* _Activity_
The output should be every line below that includes the word "description".

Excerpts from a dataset
= Beginning of Section =
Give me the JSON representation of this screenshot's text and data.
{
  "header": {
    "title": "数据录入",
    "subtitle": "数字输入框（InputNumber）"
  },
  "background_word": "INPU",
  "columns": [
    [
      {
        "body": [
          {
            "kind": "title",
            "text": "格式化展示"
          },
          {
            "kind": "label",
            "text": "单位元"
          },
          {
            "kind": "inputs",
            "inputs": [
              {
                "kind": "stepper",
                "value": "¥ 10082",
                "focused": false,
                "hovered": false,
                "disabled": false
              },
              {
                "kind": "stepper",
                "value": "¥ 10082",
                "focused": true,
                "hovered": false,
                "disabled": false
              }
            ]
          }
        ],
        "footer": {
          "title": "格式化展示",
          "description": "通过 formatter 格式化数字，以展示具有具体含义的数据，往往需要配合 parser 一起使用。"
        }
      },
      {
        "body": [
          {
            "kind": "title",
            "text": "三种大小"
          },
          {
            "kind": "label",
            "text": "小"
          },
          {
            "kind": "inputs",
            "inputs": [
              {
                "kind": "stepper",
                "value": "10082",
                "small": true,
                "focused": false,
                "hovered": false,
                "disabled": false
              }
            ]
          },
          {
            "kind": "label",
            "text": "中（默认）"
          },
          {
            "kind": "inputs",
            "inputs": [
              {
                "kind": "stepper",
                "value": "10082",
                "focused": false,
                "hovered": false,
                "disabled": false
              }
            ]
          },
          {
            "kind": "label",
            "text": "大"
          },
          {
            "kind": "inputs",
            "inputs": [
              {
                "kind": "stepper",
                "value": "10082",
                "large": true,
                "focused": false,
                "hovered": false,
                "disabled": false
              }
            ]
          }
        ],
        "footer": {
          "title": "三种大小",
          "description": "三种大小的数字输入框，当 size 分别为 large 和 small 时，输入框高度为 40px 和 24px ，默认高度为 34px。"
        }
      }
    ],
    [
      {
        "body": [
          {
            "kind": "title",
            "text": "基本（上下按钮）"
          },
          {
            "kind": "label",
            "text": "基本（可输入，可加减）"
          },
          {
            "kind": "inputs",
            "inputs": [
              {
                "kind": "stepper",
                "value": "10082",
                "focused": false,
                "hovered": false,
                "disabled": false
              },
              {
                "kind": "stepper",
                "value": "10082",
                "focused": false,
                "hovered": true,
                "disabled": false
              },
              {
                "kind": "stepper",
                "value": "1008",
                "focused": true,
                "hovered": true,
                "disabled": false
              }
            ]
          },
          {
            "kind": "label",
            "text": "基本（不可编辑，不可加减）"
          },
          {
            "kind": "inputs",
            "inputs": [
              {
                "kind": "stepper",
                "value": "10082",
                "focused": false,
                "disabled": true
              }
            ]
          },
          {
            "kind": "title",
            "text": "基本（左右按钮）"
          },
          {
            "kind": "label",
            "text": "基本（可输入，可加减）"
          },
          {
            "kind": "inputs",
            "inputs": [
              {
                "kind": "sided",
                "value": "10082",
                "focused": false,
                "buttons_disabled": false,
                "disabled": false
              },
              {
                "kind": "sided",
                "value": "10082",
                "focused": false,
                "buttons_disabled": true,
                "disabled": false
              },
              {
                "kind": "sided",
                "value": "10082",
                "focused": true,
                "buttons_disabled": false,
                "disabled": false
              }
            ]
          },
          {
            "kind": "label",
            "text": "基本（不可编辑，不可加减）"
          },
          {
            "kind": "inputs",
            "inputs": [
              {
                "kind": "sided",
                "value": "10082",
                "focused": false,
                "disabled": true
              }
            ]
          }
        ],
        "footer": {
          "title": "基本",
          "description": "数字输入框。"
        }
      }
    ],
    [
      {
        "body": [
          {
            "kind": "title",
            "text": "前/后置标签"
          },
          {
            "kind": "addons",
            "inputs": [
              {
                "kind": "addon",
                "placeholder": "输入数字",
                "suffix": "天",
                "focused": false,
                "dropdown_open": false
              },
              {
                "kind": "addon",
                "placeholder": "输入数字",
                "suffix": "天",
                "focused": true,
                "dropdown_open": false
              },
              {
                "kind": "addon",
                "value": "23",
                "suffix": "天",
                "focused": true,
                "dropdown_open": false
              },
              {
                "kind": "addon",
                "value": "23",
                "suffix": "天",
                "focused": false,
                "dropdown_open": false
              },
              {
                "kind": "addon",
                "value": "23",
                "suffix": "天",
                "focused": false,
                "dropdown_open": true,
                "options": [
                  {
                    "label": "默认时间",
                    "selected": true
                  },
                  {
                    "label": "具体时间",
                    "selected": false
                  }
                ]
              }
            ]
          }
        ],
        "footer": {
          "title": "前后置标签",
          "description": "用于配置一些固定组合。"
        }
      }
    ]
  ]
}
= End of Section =
* _Solution to this problem_
          "description": "通过 formatter 格式化数字，以展示具有具体含义的数据，往往需要配合 parser 一起使用。"
          "description": "三种大小的数字输入框，当 size 分别为 large 和 small 时，输入框高度为 40px 和 24px ，默认高度为 34px。"
          "description": "数字输入框。"
          "description": "用于配置一些固定组合。"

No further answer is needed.